**TASK DETAILS:** Your output should consist solely of the lines from the one with "Read all visible content and emit it as JSON." through the end of the records, reproduced exactly, both ends included.

##########

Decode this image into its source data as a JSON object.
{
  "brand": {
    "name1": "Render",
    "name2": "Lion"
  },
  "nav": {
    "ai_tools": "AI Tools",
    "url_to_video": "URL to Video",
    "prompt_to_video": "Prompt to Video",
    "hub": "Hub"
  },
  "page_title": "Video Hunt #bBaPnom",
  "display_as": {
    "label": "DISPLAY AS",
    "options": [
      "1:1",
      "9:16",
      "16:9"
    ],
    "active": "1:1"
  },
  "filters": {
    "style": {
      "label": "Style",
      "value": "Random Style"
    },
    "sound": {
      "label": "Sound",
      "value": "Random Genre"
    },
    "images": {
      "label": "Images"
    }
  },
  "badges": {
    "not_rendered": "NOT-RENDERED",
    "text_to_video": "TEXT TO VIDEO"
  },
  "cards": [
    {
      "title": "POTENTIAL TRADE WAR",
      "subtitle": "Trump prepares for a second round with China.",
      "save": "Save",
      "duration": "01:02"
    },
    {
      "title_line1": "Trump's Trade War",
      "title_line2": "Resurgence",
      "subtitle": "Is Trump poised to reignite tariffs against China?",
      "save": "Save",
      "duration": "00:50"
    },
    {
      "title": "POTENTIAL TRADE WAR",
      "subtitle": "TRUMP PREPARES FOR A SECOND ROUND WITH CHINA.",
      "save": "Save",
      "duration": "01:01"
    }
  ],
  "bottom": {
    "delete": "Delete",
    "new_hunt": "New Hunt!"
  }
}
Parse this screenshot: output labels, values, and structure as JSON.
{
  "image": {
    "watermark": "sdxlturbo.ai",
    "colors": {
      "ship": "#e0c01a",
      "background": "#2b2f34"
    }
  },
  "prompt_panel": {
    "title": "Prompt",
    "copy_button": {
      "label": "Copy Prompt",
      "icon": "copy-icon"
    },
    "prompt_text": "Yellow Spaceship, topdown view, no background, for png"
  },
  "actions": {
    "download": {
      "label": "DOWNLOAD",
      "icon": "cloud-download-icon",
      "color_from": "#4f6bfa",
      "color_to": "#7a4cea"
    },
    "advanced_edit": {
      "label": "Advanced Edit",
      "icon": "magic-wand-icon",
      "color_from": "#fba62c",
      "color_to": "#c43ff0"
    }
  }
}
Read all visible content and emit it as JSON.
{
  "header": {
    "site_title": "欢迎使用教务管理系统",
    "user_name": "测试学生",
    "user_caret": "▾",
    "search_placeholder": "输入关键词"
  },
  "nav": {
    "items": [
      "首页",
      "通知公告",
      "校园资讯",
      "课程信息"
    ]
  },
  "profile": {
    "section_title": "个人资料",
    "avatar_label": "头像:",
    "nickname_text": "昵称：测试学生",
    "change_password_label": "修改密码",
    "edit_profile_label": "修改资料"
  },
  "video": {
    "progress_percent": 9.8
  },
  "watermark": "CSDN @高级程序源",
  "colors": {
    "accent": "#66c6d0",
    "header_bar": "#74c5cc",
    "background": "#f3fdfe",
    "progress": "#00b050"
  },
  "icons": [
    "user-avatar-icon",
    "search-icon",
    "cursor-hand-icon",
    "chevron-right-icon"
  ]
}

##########

**WRITTEN RESPONSE:**
Read all visible content and emit it as JSON.
{
  "header": {
    "site_title": "欢迎使用教务管理系统",
    "user_name": "测试学生",
    "user_caret": "▾",
    "search_placeholder": "输入关键词"
  },
  "nav": {
    "items": [
      "首页",
      "通知公告",
      "校园资讯",
      "课程信息"
    ]
  },
  "profile": {
    "section_title": "个人资料",
    "avatar_label": "头像:",
    "nickname_text": "昵称：测试学生",
    "change_password_label": "修改密码",
    "edit_profile_label": "修改资料"
  },
  "video": {
    "progress_percent": 9.8
  },
  "watermark": "CSDN @高级程序源",
  "colors": {
    "accent": "#66c6d0",
    "header_bar": "#74c5cc",
    "background": "#f3fdfe",
    "progress": "#00b050"
  },
  "icons": [
    "user-avatar-icon",
    "search-icon",
    "cursor-hand-icon",
    "chevron-right-icon"
  ]
}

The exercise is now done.